US20100026425 *Jul 30, 2008Feb 4, 2010General Electric CompanyArc flash detection system, apparatus and method
DE102004046255B3 *Sep 23, 2004Jun 22, 2006Austriamicrosystems AgSchwingkreisanordnung, Verfahren zum Betrieb einer solchen und deren Verwendung
WO2012113951A1Feb 21, 2012Aug 30, 2012For Optimal Renewable Energy Systems, S.LDevice that generates electrical disturbances
Classifications
U.S. Classification375/303, 375/272

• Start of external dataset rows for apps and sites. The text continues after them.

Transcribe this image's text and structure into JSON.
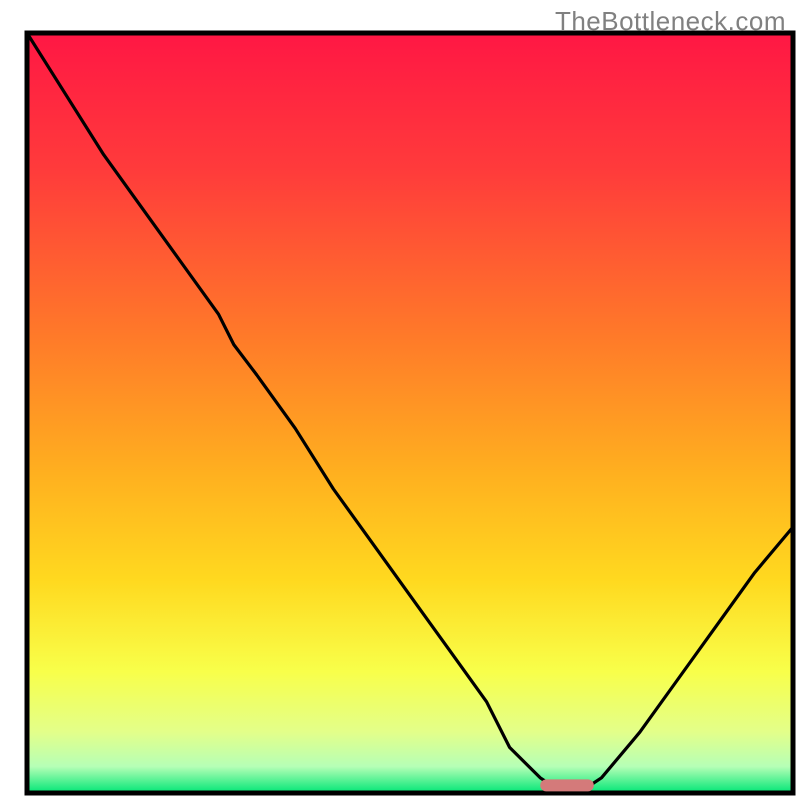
{
  "watermark": "TheBottleneck.com",
  "chart_data": {
    "type": "line",
    "title": "",
    "xlabel": "",
    "ylabel": "",
    "xlim": [
      0,
      100
    ],
    "ylim": [
      0,
      100
    ],
    "legend": false,
    "grid": false,
    "curve": {
      "name": "bottleneck-curve",
      "x": [
        0,
        5,
        10,
        15,
        20,
        25,
        27,
        30,
        35,
        40,
        45,
        50,
        55,
        60,
        63,
        67,
        70,
        72,
        75,
        80,
        85,
        90,
        95,
        100
      ],
      "y": [
        100,
        92,
        84,
        77,
        70,
        63,
        59,
        55,
        48,
        40,
        33,
        26,
        19,
        12,
        6,
        2,
        0,
        0,
        2,
        8,
        15,
        22,
        29,
        35
      ]
    },
    "marker": {
      "name": "optimal-range-marker",
      "x_start": 67,
      "x_end": 74,
      "y": 1.0,
      "color": "#d47a7a"
    },
    "background_gradient": {
      "stops": [
        {
          "offset": 0.0,
          "color": "#ff1744"
        },
        {
          "offset": 0.18,
          "color": "#ff3b3b"
        },
        {
          "offset": 0.4,
          "color": "#ff7a29"
        },
        {
          "offset": 0.58,
          "color": "#ffb01f"
        },
        {
          "offset": 0.72,
          "color": "#ffd91f"
        },
        {
          "offset": 0.84,
          "color": "#f8ff4a"
        },
        {
          "offset": 0.92,
          "color": "#e3ff8a"
        },
        {
          "offset": 0.965,
          "color": "#b6ffb6"
        },
        {
          "offset": 1.0,
          "color": "#00e676"
        }
      ]
    },
    "frame_color": "#000000",
    "curve_color": "#000000"
  }
}
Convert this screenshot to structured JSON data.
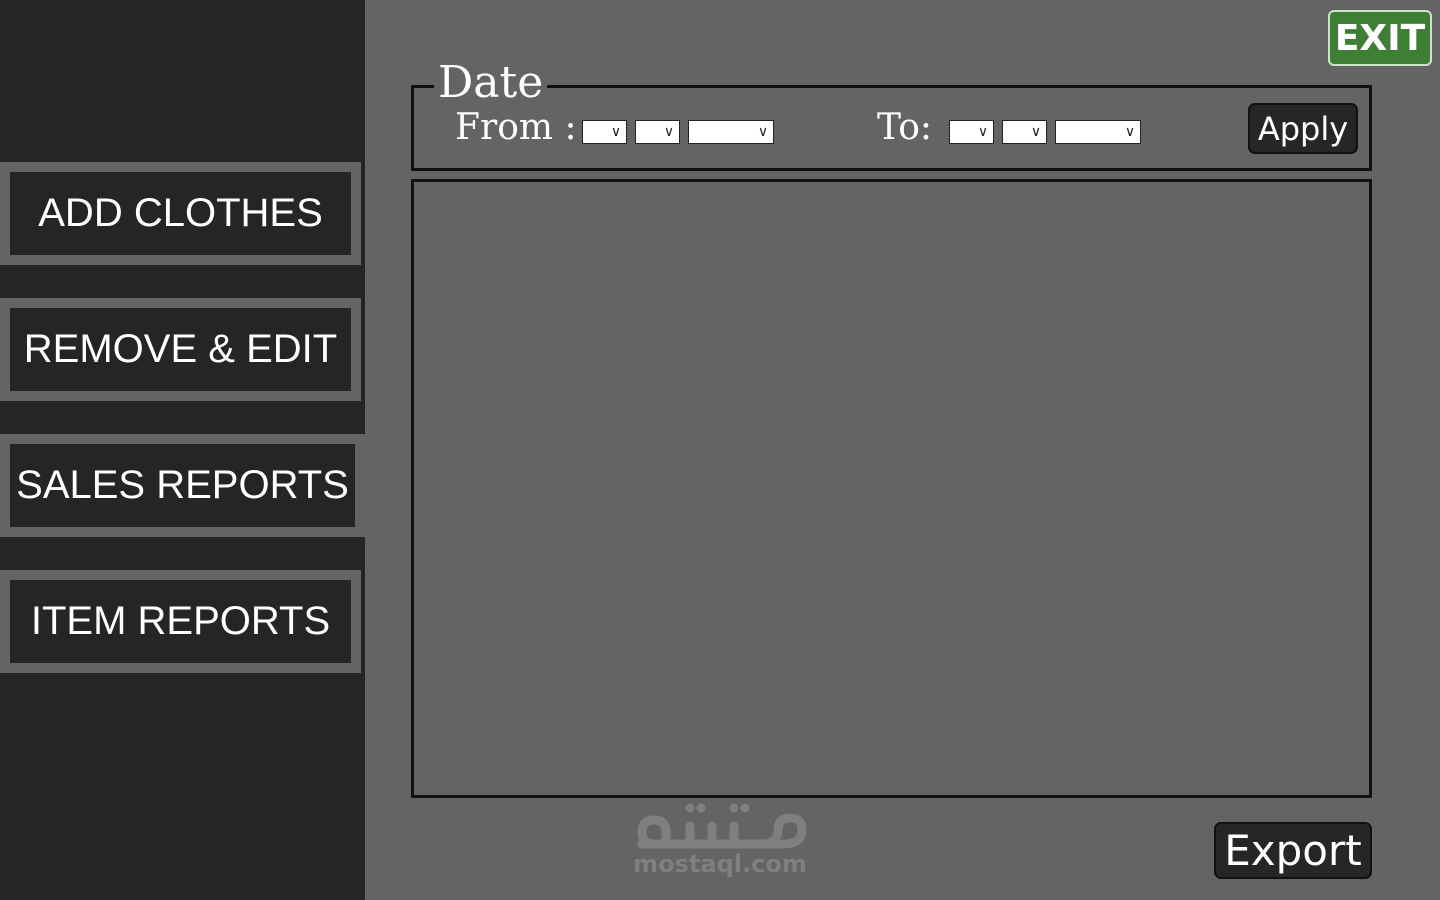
{
  "sidebar": {
    "items": [
      {
        "label": "ADD CLOTHES"
      },
      {
        "label": "REMOVE & EDIT"
      },
      {
        "label": "SALES REPORTS"
      },
      {
        "label": "ITEM REPORTS"
      }
    ]
  },
  "header": {
    "exit_label": "EXIT"
  },
  "date_filter": {
    "legend": "Date",
    "from_label": "From :",
    "to_label": "To:",
    "dropdown_arrow": "∨",
    "apply_label": "Apply"
  },
  "footer": {
    "export_label": "Export"
  },
  "watermark": {
    "text": "mostaql.com"
  },
  "colors": {
    "sidebar_bg": "#252525",
    "page_bg": "#646464",
    "exit_bg": "#3f7f35",
    "button_bg": "#262626"
  }
}
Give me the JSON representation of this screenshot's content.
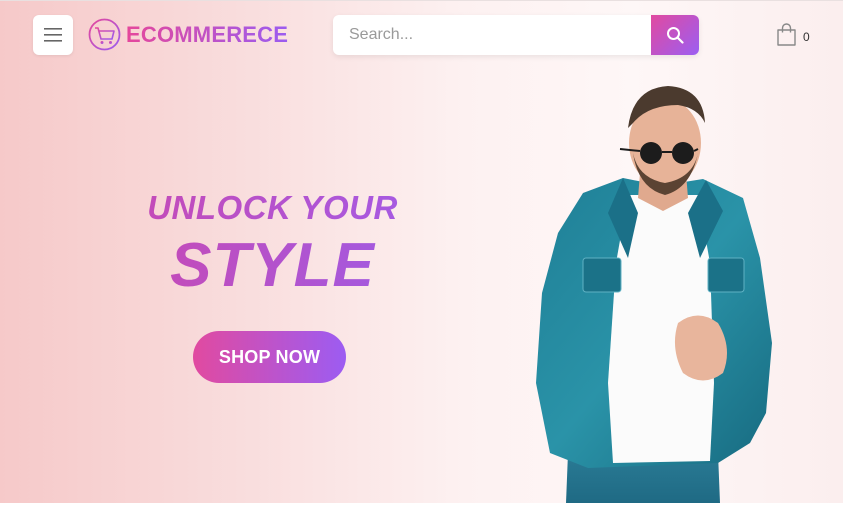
{
  "header": {
    "menu_icon": "hamburger-icon",
    "logo_icon": "shopping-cart-icon",
    "logo_text": "ECOMMERECE",
    "search": {
      "placeholder": "Search...",
      "button_icon": "search-icon"
    },
    "cart": {
      "icon": "shopping-bag-icon",
      "count": "0"
    }
  },
  "hero": {
    "line1": "UNLOCK YOUR",
    "line2": "STYLE",
    "cta_label": "SHOP NOW",
    "image": "man-in-denim-jacket-with-sunglasses"
  },
  "colors": {
    "accent_start": "#e14aa0",
    "accent_end": "#9b5ef2",
    "hero_bg": "#f9dede"
  }
}
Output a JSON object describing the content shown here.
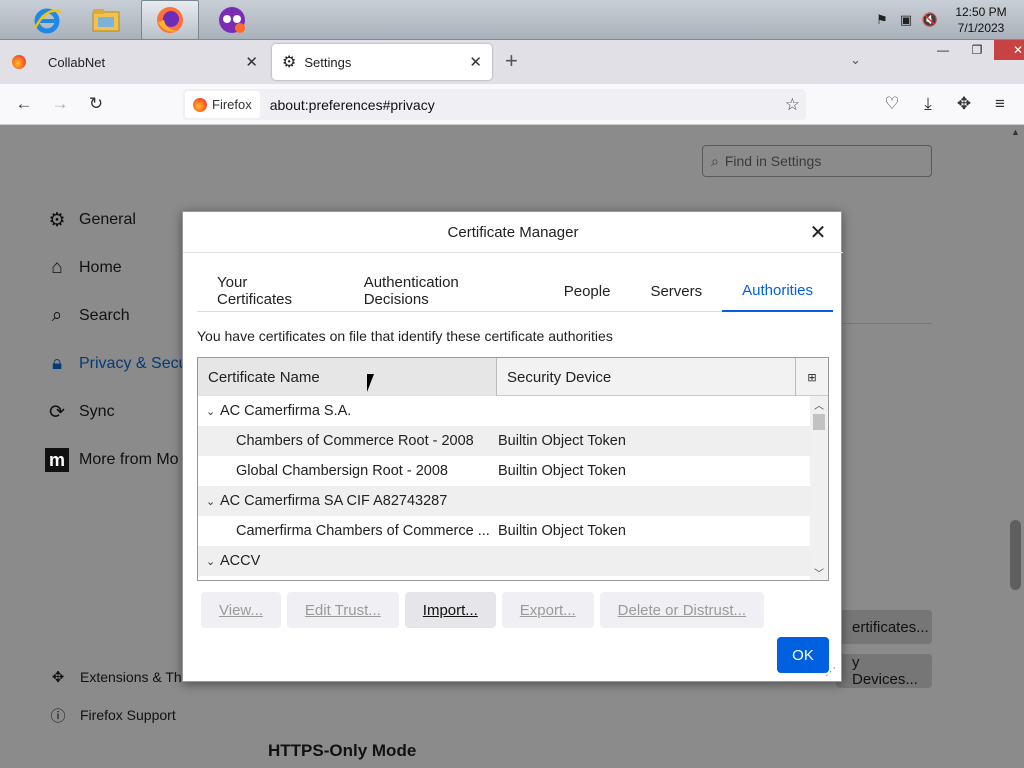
{
  "taskbar": {
    "apps": [
      "internet-explorer",
      "file-explorer",
      "firefox",
      "private-browsing"
    ],
    "clock_time": "12:50 PM",
    "clock_date": "7/1/2023"
  },
  "browser": {
    "tabs": [
      {
        "label": "CollabNet",
        "active": false
      },
      {
        "label": "Settings",
        "active": true
      }
    ],
    "identity_label": "Firefox",
    "url": "about:preferences#privacy"
  },
  "settings_page": {
    "find_placeholder": "Find in Settings",
    "sidebar": [
      {
        "label": "General",
        "icon": "gear-icon"
      },
      {
        "label": "Home",
        "icon": "home-icon"
      },
      {
        "label": "Search",
        "icon": "search-icon"
      },
      {
        "label": "Privacy & Secu",
        "icon": "lock-icon"
      },
      {
        "label": "Sync",
        "icon": "sync-icon"
      },
      {
        "label": "More from Mo",
        "icon": "mozilla-icon"
      }
    ],
    "footer": [
      {
        "label": "Extensions & The",
        "icon": "puzzle-icon"
      },
      {
        "label": "Firefox Support",
        "icon": "help-icon"
      }
    ],
    "bg_buttons": [
      "ertificates...",
      "y Devices..."
    ],
    "https_heading": "HTTPS-Only Mode"
  },
  "dialog": {
    "title": "Certificate Manager",
    "tabs": [
      "Your Certificates",
      "Authentication Decisions",
      "People",
      "Servers",
      "Authorities"
    ],
    "selected_tab": "Authorities",
    "intro": "You have certificates on file that identify these certificate authorities",
    "columns": [
      "Certificate Name",
      "Security Device"
    ],
    "rows": [
      {
        "type": "group",
        "name": "AC Camerfirma S.A.",
        "device": ""
      },
      {
        "type": "child",
        "name": "Chambers of Commerce Root - 2008",
        "device": "Builtin Object Token"
      },
      {
        "type": "child",
        "name": "Global Chambersign Root - 2008",
        "device": "Builtin Object Token"
      },
      {
        "type": "group",
        "name": "AC Camerfirma SA CIF A82743287",
        "device": ""
      },
      {
        "type": "child",
        "name": "Camerfirma Chambers of Commerce ...",
        "device": "Builtin Object Token"
      },
      {
        "type": "group",
        "name": "ACCV",
        "device": ""
      }
    ],
    "buttons": {
      "view": "View...",
      "edit_trust": "Edit Trust...",
      "import": "Import...",
      "export": "Export...",
      "delete": "Delete or Distrust...",
      "ok": "OK"
    }
  }
}
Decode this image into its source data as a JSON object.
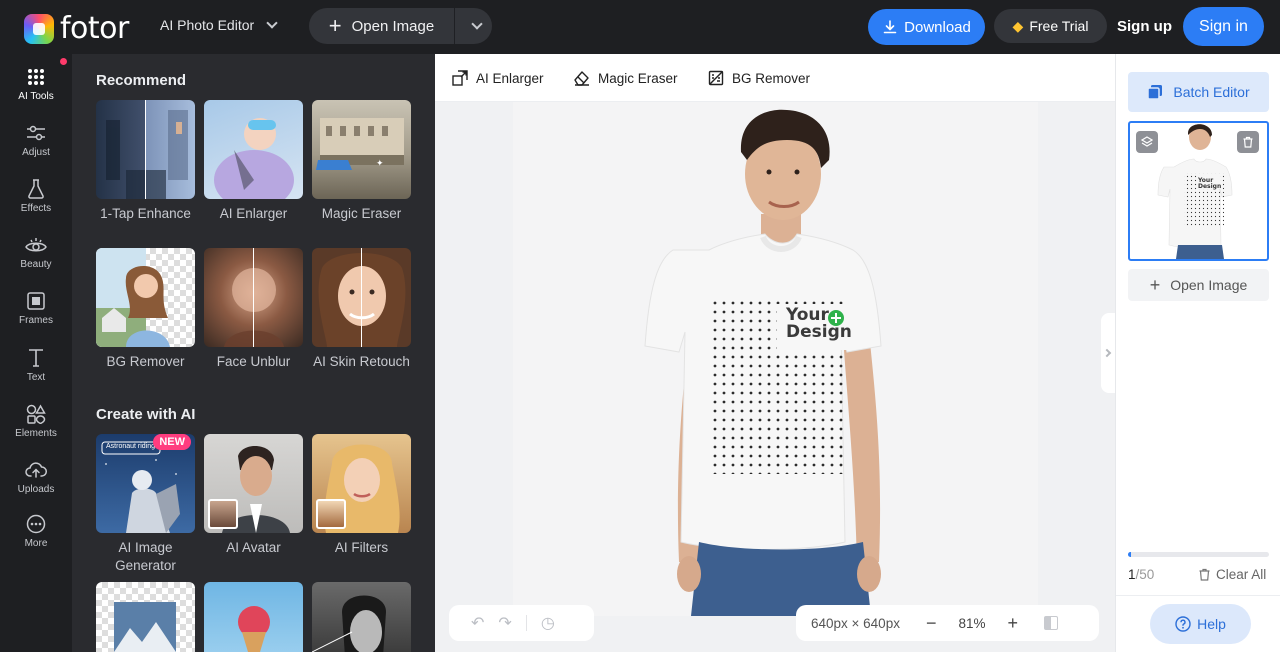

International ClassificationH04L27/12
Cooperative ClassificationH04L27/12
European ClassificationH04L27/12
Legal Events
DateCodeEventDescription
Jul 21, 2004FPAYFee payment
Year of fee payment: 4
Feb 6, 2008ASAssignment
Owner name: CORREPRO ATLANTIC LIMITED, CANADA
Free format text: AGREEMENT;ASSIGNOR:GASHUS, OVE K.;REEL/FRAME:020468/0168
Effective date: 19970321
Owner name: MAGNETO-INDUCTIVE SYSTEMS LIMITED, CANADA
Free format text: CHANGE OF NAME;ASSIGNOR:CORREPRO ATLANTIC LIMITED;REEL/FRAME:020468/0253
Effective date: 19970324
Aug 6, 2008FPAYFee payment
Year of fee payment: 8
Oct 27, 2008ASAssignment
Owner name: ULTRA ELECTRONICS CANADA DEFENCE INC., CANADA
Free format text: ASSIGNMENT OF ASSIGNORS INTEREST;ASSIGNOR:MAGNETO-INDUCTIVE SYSTEMS LIMITED;REEL/FRAME:021731/0663
Effective date: 20080829
Sep 17, 2012REMIMaintenance fee reminder mailed
Feb 6, 2013LAPSLapse for failure to pay maintenance fees
Mar 26, 2013FPExpired due to failure to pay maintenance fee
Effective date: 20130206